-- Task goal --
Copy out each line of the entries below in which the string "Readme" appears.

-- Data excerpts --
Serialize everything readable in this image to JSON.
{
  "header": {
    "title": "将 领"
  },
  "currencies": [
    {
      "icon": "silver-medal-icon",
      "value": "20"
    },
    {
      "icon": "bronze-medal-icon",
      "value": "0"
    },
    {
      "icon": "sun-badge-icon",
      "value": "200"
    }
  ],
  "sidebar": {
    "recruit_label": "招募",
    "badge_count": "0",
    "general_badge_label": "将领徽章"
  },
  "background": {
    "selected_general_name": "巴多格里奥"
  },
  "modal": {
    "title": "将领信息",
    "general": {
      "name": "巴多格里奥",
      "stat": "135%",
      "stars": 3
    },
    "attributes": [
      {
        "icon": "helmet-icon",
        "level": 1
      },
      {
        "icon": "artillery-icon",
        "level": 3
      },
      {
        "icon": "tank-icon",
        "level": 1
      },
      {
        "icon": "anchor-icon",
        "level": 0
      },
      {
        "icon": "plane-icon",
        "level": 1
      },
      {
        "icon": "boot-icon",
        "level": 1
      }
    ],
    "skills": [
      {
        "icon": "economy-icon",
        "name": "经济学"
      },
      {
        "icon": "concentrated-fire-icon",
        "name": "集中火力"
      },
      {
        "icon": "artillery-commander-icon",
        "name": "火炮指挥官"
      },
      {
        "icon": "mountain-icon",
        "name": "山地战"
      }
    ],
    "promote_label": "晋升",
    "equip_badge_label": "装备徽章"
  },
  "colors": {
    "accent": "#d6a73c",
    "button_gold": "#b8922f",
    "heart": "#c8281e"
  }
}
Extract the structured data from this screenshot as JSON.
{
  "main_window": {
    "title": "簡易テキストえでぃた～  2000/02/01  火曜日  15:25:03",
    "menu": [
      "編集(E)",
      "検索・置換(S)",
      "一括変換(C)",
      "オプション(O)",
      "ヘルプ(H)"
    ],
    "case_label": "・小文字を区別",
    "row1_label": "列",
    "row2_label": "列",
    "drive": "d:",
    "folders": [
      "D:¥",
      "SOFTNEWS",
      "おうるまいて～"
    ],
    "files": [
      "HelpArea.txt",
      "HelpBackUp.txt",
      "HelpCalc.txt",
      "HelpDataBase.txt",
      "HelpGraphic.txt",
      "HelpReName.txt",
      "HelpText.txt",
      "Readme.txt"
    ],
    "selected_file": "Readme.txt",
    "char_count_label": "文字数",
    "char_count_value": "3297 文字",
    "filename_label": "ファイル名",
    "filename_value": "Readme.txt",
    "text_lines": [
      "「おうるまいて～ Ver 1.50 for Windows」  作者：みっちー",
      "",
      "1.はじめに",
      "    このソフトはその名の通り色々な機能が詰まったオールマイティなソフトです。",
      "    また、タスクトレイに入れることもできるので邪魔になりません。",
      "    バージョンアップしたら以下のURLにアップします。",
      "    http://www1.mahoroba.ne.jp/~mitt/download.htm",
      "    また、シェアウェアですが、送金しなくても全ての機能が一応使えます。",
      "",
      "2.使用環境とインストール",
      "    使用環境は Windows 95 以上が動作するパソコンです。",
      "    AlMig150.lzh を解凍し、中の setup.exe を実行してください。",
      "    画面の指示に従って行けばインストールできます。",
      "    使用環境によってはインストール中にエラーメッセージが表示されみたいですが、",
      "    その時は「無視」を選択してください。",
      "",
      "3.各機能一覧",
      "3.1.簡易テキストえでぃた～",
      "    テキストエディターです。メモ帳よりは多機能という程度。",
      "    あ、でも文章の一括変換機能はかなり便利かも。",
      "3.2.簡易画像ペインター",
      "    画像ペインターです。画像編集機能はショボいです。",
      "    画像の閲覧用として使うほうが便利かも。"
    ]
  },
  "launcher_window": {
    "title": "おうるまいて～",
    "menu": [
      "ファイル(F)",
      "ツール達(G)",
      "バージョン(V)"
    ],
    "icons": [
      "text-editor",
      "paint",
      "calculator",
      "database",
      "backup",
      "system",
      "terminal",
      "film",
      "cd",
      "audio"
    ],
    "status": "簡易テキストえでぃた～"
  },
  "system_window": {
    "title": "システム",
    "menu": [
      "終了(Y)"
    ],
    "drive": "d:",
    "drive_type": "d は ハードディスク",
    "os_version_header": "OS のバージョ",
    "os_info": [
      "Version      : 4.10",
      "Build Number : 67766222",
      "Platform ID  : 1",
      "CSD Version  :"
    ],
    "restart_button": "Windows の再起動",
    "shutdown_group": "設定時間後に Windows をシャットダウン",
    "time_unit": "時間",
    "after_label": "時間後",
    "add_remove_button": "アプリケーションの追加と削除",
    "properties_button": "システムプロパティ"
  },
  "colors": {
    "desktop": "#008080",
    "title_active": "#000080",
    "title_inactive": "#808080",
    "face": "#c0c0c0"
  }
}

-- Solution to this task --
      "Readme.txt"
    "selected_file": "Readme.txt",
    "filename_value": "Readme.txt",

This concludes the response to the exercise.